In the 1950s, Harry Harlow's experiment with infant macaques performed at the University of Wisconsin-Madison forever changed our ideas on animal emotions. One group of macaques infants were raise with a surrogate mother made of cloth. The other group was raise with surrogate mothers made of wire. Monkeys with the cloth mothers grew up to be fairly normal. Monkeys raised with the wire mothers grew up fearful and desperate. It was concluded at that point that there was something more than simply nutrition that was required for baby animals to be well-adjusted adults.
In primates, identifying the biological need to hug and to be hugged was reproduced during the most rigorous scientific experiments, over and over during the next 60 years. Eventually the study went beyond observable behavior and into the inner workings of the brain. Oxytocin (responsible for bonding, attachment) and dopamine (released in pleasurable activities) are the hormones behind these set actions. They are released when we hug and then are released again whenever we are around something or someone that we are attached to.
Animals that have higher social structures produce more oxytocin. This includes dogs. Studies show that dogs produce oxytocin when interacting with their humans: playing, petting, engaging in a group activity. However, in terms of oxytocin production, dogs respond either neutrally or negatively to any sort of physical restraint: hugging, reaching over a dog's head to pet, or collar restraint unless they are conditioned to accept this type of physical contact from an early age. These movements activate their hypothalamic-pituitary-adrenal (HPA) axis and huge levels of cortisol are pumped out.
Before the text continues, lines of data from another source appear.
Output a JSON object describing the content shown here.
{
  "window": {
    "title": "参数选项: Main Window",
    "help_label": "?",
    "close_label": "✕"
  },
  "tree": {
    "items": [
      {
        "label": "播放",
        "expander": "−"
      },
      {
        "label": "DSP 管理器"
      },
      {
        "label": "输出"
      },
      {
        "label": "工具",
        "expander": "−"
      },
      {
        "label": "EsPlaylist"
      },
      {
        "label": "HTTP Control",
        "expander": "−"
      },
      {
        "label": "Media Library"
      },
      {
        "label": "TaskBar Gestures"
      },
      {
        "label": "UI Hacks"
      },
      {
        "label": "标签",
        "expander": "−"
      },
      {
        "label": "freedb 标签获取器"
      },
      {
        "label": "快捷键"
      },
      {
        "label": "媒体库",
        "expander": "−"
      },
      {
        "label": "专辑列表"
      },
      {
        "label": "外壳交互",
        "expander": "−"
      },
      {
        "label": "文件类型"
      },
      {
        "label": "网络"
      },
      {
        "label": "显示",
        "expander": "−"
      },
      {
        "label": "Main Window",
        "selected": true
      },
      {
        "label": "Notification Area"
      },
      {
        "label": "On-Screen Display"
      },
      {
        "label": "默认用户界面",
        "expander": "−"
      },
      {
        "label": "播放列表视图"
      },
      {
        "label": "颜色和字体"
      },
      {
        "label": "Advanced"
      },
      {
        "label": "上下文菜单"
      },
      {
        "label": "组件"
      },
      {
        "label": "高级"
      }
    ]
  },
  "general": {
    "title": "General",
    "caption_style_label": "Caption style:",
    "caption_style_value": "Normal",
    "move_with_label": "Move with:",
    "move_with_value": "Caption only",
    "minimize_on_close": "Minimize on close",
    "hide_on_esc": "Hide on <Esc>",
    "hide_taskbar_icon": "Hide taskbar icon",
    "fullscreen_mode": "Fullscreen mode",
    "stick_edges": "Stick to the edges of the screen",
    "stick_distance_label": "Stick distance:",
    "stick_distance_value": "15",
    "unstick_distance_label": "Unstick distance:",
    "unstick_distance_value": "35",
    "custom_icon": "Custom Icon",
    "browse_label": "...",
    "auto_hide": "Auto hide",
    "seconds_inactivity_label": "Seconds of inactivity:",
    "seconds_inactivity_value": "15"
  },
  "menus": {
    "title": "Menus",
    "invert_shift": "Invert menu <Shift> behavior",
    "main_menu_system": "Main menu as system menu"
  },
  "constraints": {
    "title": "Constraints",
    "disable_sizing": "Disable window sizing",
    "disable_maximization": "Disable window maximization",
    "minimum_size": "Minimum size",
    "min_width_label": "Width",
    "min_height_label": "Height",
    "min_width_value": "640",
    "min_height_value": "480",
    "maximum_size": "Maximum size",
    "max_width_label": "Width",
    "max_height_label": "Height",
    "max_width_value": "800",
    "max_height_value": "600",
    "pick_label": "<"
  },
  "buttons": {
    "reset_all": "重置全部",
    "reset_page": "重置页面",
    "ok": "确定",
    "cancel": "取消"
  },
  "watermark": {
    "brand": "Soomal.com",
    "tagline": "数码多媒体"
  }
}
Cortisol, the major indicator of a response to stress, can remain in the dog's blood for hours in socialized dogs and days in dogs unfamiliar with human behavior.
Perhaps one of the most difficult things to hold back when we interact with dogs is our primate need to hug because it is a highly rewarded instinct. We crave it from birth, it is necessary for proper brain development, and we are rewarded for it with the production of all the feel-good neurotransmitters that happen when we bond. But it is our responsibility to control that impulse, especially when dealing with dogs that are feral, neglected, or from sensory deprived environments like puppy mills. We can get them to start bonding and having significant emotional attachment by engaging them in problem solving activities, being a source of predictable interactions, and providing them with routines to help them explore and understand their environment, and eventually petting and non-restraining snuggles.